(Material provided)
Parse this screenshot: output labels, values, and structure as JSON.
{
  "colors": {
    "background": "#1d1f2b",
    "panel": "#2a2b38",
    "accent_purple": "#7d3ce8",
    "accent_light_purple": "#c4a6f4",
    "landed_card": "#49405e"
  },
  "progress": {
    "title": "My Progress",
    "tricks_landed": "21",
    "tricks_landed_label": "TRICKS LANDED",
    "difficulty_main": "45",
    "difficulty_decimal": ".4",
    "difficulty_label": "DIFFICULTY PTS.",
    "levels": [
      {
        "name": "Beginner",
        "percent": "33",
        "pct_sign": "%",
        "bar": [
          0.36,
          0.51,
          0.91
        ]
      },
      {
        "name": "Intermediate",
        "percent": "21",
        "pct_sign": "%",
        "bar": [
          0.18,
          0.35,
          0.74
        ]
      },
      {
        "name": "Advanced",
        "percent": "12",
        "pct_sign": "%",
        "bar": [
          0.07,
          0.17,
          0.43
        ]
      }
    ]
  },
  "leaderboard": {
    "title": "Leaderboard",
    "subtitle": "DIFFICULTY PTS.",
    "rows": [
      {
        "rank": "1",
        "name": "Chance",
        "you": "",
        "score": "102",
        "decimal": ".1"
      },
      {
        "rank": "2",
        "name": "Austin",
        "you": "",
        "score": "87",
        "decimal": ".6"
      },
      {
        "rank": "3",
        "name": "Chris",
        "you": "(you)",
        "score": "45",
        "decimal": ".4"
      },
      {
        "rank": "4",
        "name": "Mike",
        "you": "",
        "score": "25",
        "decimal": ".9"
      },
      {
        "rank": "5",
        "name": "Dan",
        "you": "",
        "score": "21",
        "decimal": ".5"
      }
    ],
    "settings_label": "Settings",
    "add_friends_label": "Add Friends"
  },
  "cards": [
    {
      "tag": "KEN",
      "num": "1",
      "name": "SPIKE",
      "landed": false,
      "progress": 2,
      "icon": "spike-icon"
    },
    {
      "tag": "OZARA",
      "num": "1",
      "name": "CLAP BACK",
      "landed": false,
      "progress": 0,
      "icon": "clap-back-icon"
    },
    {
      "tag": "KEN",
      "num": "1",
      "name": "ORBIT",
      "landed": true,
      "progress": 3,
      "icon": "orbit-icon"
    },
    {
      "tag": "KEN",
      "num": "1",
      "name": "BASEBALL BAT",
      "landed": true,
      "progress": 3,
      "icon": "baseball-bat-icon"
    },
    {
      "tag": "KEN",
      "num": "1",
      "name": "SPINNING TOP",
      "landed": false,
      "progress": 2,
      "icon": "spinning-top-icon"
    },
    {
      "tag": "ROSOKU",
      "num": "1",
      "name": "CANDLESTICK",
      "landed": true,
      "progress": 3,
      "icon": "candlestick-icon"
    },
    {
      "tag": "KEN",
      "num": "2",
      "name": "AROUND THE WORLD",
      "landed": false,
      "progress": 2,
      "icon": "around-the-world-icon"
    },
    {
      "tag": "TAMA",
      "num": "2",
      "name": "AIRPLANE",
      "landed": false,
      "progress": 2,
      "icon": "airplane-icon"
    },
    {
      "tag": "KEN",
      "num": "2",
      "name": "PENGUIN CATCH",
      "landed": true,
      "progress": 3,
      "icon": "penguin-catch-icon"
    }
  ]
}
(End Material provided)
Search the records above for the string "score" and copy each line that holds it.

Output of the exercise.
        "score": "102",
        "score": "87",
        "score": "45",
        "score": "25",
        "score": "21",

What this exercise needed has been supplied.